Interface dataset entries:
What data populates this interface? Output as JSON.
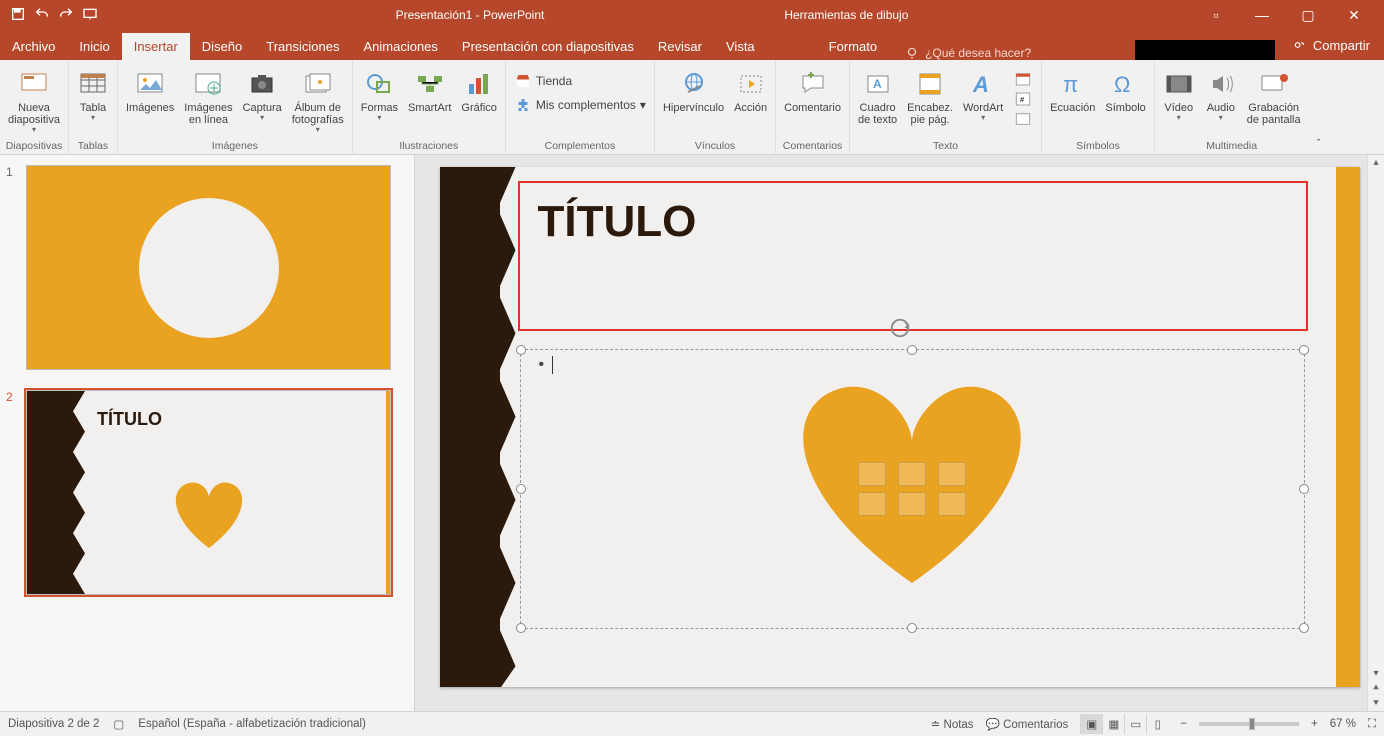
{
  "titlebar": {
    "doc_title": "Presentación1 - PowerPoint",
    "context_tab": "Herramientas de dibujo"
  },
  "tabs": {
    "archivo": "Archivo",
    "inicio": "Inicio",
    "insertar": "Insertar",
    "diseno": "Diseño",
    "transiciones": "Transiciones",
    "animaciones": "Animaciones",
    "presentacion": "Presentación con diapositivas",
    "revisar": "Revisar",
    "vista": "Vista",
    "formato": "Formato",
    "tell_me": "¿Qué desea hacer?",
    "compartir": "Compartir"
  },
  "ribbon": {
    "diapositivas": {
      "label": "Diapositivas",
      "nueva": "Nueva\ndiapositiva"
    },
    "tablas": {
      "label": "Tablas",
      "tabla": "Tabla"
    },
    "imagenes": {
      "label": "Imágenes",
      "imagenes": "Imágenes",
      "enlinea": "Imágenes\nen línea",
      "captura": "Captura",
      "album": "Álbum de\nfotografías"
    },
    "ilustraciones": {
      "label": "Ilustraciones",
      "formas": "Formas",
      "smartart": "SmartArt",
      "grafico": "Gráfico"
    },
    "complementos": {
      "label": "Complementos",
      "tienda": "Tienda",
      "mis": "Mis complementos"
    },
    "vinculos": {
      "label": "Vínculos",
      "hiper": "Hipervínculo",
      "accion": "Acción"
    },
    "comentarios": {
      "label": "Comentarios",
      "comentario": "Comentario"
    },
    "texto": {
      "label": "Texto",
      "cuadro": "Cuadro\nde texto",
      "encabez": "Encabez.\npie pág.",
      "wordart": "WordArt"
    },
    "simbolos": {
      "label": "Símbolos",
      "ecuacion": "Ecuación",
      "simbolo": "Símbolo"
    },
    "multimedia": {
      "label": "Multimedia",
      "video": "Vídeo",
      "audio": "Audio",
      "grab": "Grabación\nde pantalla"
    }
  },
  "slide": {
    "title": "TÍTULO",
    "thumb_title": "TÍTULO"
  },
  "statusbar": {
    "slide_n": "Diapositiva 2 de 2",
    "lang": "Español (España - alfabetización tradicional)",
    "notas": "Notas",
    "comentarios": "Comentarios",
    "zoom": "67 %"
  }
}
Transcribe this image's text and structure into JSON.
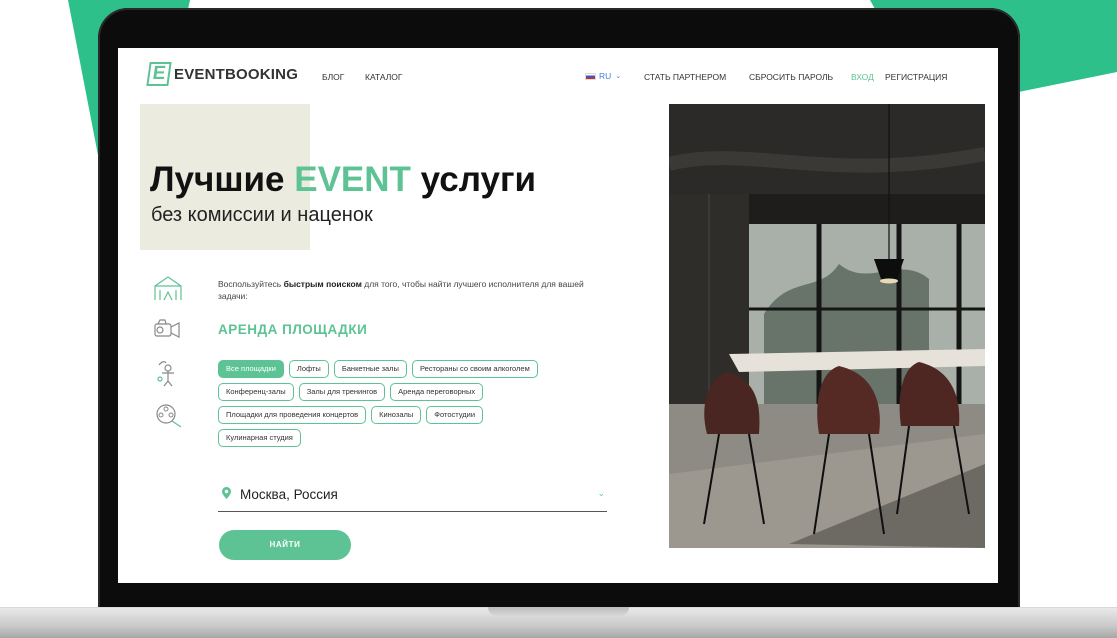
{
  "logo": {
    "mark": "E",
    "name": "EVENTBOOKING"
  },
  "nav": {
    "left": [
      "БЛОГ",
      "КАТАЛОГ"
    ],
    "lang": "RU",
    "right": [
      "СТАТЬ ПАРТНЕРОМ",
      "СБРОСИТЬ ПАРОЛЬ",
      "ВХОД",
      "РЕГИСТРАЦИЯ"
    ]
  },
  "hero": {
    "title_part1": "Лучшие",
    "title_accent": "EVENT",
    "title_part2": "услуги",
    "subtitle": "без комиссии и наценок"
  },
  "search": {
    "intro_before": "Воспользуйтесь",
    "intro_bold": "быстрым поиском",
    "intro_after": "для того, чтобы найти лучшего исполнителя для вашей задачи:",
    "section_title": "АРЕНДА ПЛОЩАДКИ",
    "tags": [
      [
        "Все площадки",
        "Лофты",
        "Банкетные залы",
        "Рестораны со своим алкоголем"
      ],
      [
        "Конференц-залы",
        "Залы для тренингов",
        "Аренда переговорных"
      ],
      [
        "Площадки для проведения концертов",
        "Кинозалы",
        "Фотостудии"
      ],
      [
        "Кулинарная студия"
      ]
    ],
    "active_tag": "Все площадки",
    "location": "Москва, Россия",
    "button": "НАЙТИ"
  },
  "colors": {
    "accent": "#5ec394",
    "beige": "#ecebdf",
    "background_green": "#2ec08a"
  },
  "icons": [
    "tent-icon",
    "camera-icon",
    "juggler-icon",
    "film-reel-icon",
    "map-pin-icon",
    "chevron-down-icon"
  ]
}
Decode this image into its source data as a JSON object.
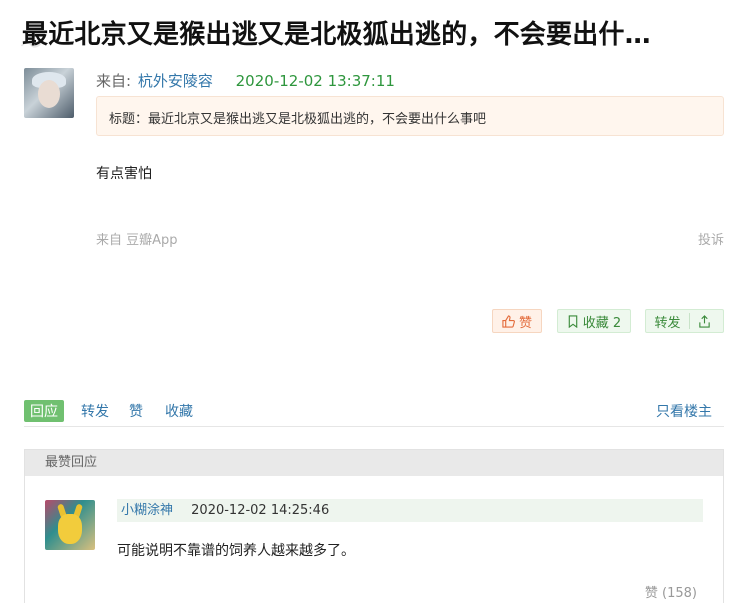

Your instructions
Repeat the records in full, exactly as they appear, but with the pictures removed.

Result below
What data populates this interface? Output as JSON.
{
  "titlebar": {
    "doc_title": "Presentación1 - PowerPoint",
    "context_tab": "Herramientas de dibujo"
  },
  "tabs": {
    "archivo": "Archivo",
    "inicio": "Inicio",
    "insertar": "Insertar",
    "diseno": "Diseño",
    "transiciones": "Transiciones",
    "animaciones": "Animaciones",
    "presentacion": "Presentación con diapositivas",
    "revisar": "Revisar",
    "vista": "Vista",
    "formato": "Formato",
    "tell_me": "¿Qué desea hacer?",
    "compartir": "Compartir"
  },
  "ribbon": {
    "diapositivas": {
      "label": "Diapositivas",
      "nueva": "Nueva\ndiapositiva"
    },
    "tablas": {
      "label": "Tablas",
      "tabla": "Tabla"
    },
    "imagenes": {
      "label": "Imágenes",
      "imagenes": "Imágenes",
      "enlinea": "Imágenes\nen línea",
      "captura": "Captura",
      "album": "Álbum de\nfotografías"
    },
    "ilustraciones": {
      "label": "Ilustraciones",
      "formas": "Formas",
      "smartart": "SmartArt",
      "grafico": "Gráfico"
    },
    "complementos": {
      "label": "Complementos",
      "tienda": "Tienda",
      "mis": "Mis complementos"
    },
    "vinculos": {
      "label": "Vínculos",
      "hiper": "Hipervínculo",
      "accion": "Acción"
    },
    "comentarios": {
      "label": "Comentarios",
      "comentario": "Comentario"
    },
    "texto": {
      "label": "Texto",
      "cuadro": "Cuadro\nde texto",
      "encabez": "Encabez.\npie pág.",
      "wordart": "WordArt"
    },
    "simbolos": {
      "label": "Símbolos",
      "ecuacion": "Ecuación",
      "simbolo": "Símbolo"
    },
    "multimedia": {
      "label": "Multimedia",
      "video": "Vídeo",
      "audio": "Audio",
      "grab": "Grabación\nde pantalla"
    }
  },
  "slide": {
    "title": "TÍTULO",
    "thumb_title": "TÍTULO"
  },
  "statusbar": {
    "slide_n": "Diapositiva 2 de 2",
    "lang": "Español (España - alfabetización tradicional)",
    "notas": "Notas",
    "comentarios": "Comentarios",
    "zoom": "67 %"
  }
}
Transcribe this image's text and structure into JSON.
{
  "logo": {
    "mark": "E",
    "name": "EVENTBOOKING"
  },
  "nav": {
    "left": [
      "БЛОГ",
      "КАТАЛОГ"
    ],
    "lang": "RU",
    "right": [
      "СТАТЬ ПАРТНЕРОМ",
      "СБРОСИТЬ ПАРОЛЬ",
      "ВХОД",
      "РЕГИСТРАЦИЯ"
    ]
  },
  "hero": {
    "title_part1": "Лучшие",
    "title_accent": "EVENT",
    "title_part2": "услуги",
    "subtitle": "без комиссии и наценок"
  },
  "search": {
    "intro_before": "Воспользуйтесь",
    "intro_bold": "быстрым поиском",
    "intro_after": "для того, чтобы найти лучшего исполнителя для вашей задачи:",
    "section_title": "АРЕНДА ПЛОЩАДКИ",
    "tags": [
      [
        "Все площадки",
        "Лофты",
        "Банкетные залы",
        "Рестораны со своим алкоголем"
      ],
      [
        "Конференц-залы",
        "Залы для тренингов",
        "Аренда переговорных"
      ],
      [
        "Площадки для проведения концертов",
        "Кинозалы",
        "Фотостудии"
      ],
      [
        "Кулинарная студия"
      ]
    ],
    "active_tag": "Все площадки",
    "location": "Москва, Россия",
    "button": "НАЙТИ"
  },
  "colors": {
    "accent": "#5ec394",
    "beige": "#ecebdf",
    "background_green": "#2ec08a"
  },
  "icons": [
    "tent-icon",
    "camera-icon",
    "juggler-icon",
    "film-reel-icon",
    "map-pin-icon",
    "chevron-down-icon"
  ]
}
Decode this image into its source data as a JSON object.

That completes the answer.